Robotic arms for tunnel-boring machines, concrete reinforcement made of old wind turbine blades and machine learning to reduce concrete waste are among innovations emerging from the $16.7-billion civil construction program for the U.K.’s London to Birmingham high-speed railroad. Construction began late last year.

The ideas are products of structured programs established by project owner HS2 Ltd. to stimulate innovation, mainly by small and medium enterprises.

One innovation involves cutting up old, composite wind turbine blades for use as concrete rebar, rather than burning resins off the blades to recycle them. If successful, the rebar would initially be used on nonstructural elements.

The National Composite Centre and the joint venture of Skanska Construction U.K. Ltd., Costain Ltd. and Strabag A.G., which is building the rail tunnels from the London terminal, came up with the idea last year and won HS2L support. NCC is now preparing for seven months of studies and development leading to trial manufacturing and testing.

A robotic arm mounted on a tunnel-boring machine will have more immediate use. The contract’s Align joint venture of Bouygues Travaux Publics, VolkerFitzpatrick and Sir Robert McAlpine developed the arm for repetitive and potentially dangerous work. It will be used this summer on two TBMs on the 16-kilometer Chiltern twin tunnels.

Tasks include removing wooden spacers between the tunnel’s 112,000 concrete lining segments and inserting connection dowels between them. Having invested “a lot of work” in developing the device, “we would be happy to share with tunneling teams working on other projects across the world,” says Didier Jacques, Align’s underground construction director.

These innovations are among 100 or so in HS2L’s portfolio drawn from the project’s supply chain, says Robert Cairns, HS2L’s innovation manager. About 70% involve SMEs, he adds. SMEs from outside the railroad project are the prime targets for HS2L’s parallel Innovation Accelerator program.
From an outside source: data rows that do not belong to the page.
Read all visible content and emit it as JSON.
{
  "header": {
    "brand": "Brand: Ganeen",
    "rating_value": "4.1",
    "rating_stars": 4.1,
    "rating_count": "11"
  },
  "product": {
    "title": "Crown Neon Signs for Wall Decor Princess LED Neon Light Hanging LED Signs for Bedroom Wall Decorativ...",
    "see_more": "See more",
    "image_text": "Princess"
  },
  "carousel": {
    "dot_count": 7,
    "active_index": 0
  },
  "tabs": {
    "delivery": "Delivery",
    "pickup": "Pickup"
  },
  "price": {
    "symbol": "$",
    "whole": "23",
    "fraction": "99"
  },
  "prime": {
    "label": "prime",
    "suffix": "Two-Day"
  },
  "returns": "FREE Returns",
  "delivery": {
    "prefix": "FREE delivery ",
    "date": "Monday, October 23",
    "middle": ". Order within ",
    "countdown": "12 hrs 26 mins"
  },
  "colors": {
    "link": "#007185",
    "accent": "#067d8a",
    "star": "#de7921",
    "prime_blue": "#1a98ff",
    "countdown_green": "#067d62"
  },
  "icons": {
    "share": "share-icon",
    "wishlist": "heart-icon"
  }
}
The accelerator provides funding and four months of support with resources and access to main contractors and other key industry players.

Among the first innovations chosen is one that aims to improve concrete delivery to jobsites and eliminate waste, which amounts to 5% of the total production, according to its developer Cloud Cycle Ltd. The system monitors in real time the slump and temperature of the concrete and location of ready-mix trucks. “We can make sure the concrete is delivered right the first time and every time,” says Phillip White, founding CEO.

If applied across HS2, the ready-mix concrete monitoring system could save 420,000 tonnes of concrete and 50,000 tonnes of carbon dioxide in its production, estimates White.